They've gone and flown the nest. They're now living in a flat of their own or private student accommodation if they've headed off to college or uni, and you are now left to cope, flapping your wings while dealing with this sudden change in your life. Just what are you supposed to do now? Who are you going to yell at for not washing the dishes? Who are you going to get to walk the dog? We jest, of course.

 

Empty nest syndrome is common amongst many parents. With overwhelming feelings of grief and loneliness (and not just worries about who is going to help them do the household chores), the adjustment can be hard to take.

 

If this is you, or if you are readying yourself for the experience, we have a few tips for you.

 

 

Be glad that your child has found their feet

 

Being honest with yourself, you might have dreaded the alternative, and that is your child staying at home forever, so be glad that they have finally become independent. Assuming you have taught them the necessary life skills for life on their own, be proud that they are now able to make their way in the world because of the effort you put in as a parent.

 

 

Remember that they haven't said goodbye forever

 

Okay, so your child might not be living under your roof anymore, but that doesn't mean you can't invite them round for a meal and a catchup. Go and visit them too, and stay in touch on Skype or FaceTime. You don't want to pester them of course - you might only annoy them if you're forever showing up at their door or on their smartphones - but a conversation every couple of days is probably okay. And besides, you will probably see them more than you thought anyway, as their laundry isn't going to wash itself, and they can only go so long living on a diet of Pot Noodles and baked potatoes!

 

 

Do something new with your life

 

Remember the hopes and dreams you had before you became a parent? Remember the hobbies you had to put to one side because your life was taken up with the demands of your child's hobbies and after-school clubs? Think about these things and then start to focus on yourself. Take the opportunity to go back to uni if that had been one of your goals (and not an attempt to see more of your child if they have gone to uni themselves). Return to your hobbies, and perhaps use the empty room you now have in your home to help you fulfil them. And do anything else to live your life as you, remembering the person you are above and beyond your role as a parent.

 

 

Finally

 

So, stop flapping your wings in a panic Daddy Bird. Change is inevitable in life, and it is something that we all have to put up with.

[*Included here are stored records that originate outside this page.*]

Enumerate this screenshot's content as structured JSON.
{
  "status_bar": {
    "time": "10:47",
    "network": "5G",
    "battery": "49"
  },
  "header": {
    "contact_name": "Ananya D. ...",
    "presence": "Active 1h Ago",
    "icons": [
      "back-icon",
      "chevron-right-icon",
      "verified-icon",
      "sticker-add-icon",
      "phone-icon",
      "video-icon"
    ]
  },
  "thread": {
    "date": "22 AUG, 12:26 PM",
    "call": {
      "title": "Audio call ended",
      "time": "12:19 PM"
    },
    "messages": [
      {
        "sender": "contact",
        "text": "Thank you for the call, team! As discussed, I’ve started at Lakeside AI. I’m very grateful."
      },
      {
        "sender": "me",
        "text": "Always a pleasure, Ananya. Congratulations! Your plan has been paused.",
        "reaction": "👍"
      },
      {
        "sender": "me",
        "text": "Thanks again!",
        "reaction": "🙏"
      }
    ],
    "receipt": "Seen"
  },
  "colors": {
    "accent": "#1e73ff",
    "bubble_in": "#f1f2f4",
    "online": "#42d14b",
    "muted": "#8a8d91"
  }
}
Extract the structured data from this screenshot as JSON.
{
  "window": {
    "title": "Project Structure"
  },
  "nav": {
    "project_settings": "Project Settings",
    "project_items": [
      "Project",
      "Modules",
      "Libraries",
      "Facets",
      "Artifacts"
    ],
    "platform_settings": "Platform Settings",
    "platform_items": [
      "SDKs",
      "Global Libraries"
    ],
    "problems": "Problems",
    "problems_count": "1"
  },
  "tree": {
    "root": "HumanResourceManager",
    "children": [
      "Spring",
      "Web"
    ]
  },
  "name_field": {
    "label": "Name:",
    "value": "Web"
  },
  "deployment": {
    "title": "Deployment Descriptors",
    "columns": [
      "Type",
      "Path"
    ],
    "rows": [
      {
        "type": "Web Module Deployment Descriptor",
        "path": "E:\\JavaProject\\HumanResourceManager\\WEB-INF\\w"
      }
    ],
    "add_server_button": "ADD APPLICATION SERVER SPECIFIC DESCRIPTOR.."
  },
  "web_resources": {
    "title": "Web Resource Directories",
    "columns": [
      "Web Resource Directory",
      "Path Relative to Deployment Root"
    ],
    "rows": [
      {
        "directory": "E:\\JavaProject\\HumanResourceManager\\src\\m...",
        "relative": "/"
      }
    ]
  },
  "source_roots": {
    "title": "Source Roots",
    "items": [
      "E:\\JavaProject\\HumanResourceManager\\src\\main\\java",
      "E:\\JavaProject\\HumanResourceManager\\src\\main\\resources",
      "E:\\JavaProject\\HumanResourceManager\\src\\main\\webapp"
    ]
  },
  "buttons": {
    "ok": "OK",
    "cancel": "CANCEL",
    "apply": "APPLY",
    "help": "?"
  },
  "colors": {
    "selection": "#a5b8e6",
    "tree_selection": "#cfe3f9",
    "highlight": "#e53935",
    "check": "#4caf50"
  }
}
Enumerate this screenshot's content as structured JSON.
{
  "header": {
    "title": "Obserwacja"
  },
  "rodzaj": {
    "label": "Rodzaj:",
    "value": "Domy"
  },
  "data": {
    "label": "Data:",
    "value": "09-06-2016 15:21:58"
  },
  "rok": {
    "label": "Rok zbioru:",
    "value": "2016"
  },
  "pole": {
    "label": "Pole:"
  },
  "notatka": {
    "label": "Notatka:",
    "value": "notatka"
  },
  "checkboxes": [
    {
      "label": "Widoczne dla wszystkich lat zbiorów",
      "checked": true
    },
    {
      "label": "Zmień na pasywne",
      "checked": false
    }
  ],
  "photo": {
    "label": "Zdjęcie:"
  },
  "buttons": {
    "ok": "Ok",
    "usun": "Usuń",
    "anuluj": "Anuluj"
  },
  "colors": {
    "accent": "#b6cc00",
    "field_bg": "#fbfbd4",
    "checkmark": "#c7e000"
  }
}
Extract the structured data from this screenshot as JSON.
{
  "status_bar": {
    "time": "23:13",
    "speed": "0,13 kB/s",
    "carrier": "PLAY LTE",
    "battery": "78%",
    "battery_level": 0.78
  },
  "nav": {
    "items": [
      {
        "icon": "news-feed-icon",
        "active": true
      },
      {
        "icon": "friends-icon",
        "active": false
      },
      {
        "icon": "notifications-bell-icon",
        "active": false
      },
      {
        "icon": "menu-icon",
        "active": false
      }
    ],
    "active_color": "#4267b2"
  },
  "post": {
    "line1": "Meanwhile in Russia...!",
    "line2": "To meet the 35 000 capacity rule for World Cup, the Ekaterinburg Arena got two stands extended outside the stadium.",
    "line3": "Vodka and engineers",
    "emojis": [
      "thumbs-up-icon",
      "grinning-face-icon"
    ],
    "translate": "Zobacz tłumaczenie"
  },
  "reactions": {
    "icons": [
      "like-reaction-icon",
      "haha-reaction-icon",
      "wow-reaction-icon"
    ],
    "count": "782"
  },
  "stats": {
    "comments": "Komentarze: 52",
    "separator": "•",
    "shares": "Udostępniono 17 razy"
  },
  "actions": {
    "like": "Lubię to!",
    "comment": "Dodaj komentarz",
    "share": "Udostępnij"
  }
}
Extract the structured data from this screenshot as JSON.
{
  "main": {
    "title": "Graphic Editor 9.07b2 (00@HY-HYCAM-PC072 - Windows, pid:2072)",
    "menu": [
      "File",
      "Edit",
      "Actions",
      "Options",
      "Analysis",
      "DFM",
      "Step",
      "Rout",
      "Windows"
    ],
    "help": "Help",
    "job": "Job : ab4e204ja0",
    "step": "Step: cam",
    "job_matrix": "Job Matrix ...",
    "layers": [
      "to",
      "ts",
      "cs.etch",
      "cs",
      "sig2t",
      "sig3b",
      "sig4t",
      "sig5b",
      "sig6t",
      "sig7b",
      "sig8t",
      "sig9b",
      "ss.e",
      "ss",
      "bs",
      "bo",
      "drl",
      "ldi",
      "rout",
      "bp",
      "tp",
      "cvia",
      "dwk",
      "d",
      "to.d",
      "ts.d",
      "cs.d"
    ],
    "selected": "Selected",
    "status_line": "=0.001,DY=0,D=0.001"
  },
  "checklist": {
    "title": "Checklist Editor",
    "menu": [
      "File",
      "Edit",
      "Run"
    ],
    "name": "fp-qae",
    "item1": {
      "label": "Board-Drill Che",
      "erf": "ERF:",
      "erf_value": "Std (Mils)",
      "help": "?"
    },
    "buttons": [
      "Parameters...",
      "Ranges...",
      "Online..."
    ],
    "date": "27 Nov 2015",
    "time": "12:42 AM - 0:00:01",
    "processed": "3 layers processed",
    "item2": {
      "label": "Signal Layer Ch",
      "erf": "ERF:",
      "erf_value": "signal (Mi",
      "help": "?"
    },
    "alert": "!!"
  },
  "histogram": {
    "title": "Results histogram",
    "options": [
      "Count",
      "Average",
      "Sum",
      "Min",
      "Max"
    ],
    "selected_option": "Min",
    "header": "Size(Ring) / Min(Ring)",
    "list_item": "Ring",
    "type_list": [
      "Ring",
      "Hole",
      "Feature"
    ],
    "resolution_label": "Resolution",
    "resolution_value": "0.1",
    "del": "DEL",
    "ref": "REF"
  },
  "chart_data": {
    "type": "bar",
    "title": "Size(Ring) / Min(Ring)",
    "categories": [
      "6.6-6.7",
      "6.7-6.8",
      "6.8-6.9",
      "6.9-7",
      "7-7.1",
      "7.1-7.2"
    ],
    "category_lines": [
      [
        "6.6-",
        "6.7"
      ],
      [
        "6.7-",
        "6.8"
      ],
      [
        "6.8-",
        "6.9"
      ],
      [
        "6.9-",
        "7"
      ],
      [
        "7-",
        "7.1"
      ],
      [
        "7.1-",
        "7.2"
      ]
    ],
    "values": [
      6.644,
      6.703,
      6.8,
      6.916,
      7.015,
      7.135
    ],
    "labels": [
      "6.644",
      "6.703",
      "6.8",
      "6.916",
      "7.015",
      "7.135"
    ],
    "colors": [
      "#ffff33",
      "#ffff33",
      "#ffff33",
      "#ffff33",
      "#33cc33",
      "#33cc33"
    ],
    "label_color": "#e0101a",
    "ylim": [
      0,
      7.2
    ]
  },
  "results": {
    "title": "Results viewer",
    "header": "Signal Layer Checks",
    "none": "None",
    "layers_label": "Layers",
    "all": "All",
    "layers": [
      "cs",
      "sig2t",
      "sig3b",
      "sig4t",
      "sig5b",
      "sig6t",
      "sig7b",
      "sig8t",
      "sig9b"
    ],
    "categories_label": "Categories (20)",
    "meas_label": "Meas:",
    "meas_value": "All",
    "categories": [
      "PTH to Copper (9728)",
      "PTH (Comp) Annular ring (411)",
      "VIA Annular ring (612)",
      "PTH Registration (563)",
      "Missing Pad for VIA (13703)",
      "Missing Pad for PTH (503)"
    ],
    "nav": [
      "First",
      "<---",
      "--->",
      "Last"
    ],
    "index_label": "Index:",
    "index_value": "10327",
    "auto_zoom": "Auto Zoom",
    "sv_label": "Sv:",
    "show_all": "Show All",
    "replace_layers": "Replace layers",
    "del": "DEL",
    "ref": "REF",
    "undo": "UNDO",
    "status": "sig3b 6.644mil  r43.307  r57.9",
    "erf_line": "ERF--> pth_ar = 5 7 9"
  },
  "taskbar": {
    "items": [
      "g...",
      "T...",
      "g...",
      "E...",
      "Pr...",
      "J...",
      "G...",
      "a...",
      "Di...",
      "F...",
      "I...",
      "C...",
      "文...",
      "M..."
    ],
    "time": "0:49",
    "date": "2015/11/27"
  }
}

But that doesn't mean that your life is over, so be happy for your child's independence, and be happy that you now have the means to have a little bit more independence yourself, even if that does mean you are now responsible for washing the dishes and taking the dog for a walk.

Share on Facebook
Share on Twitter
Please reload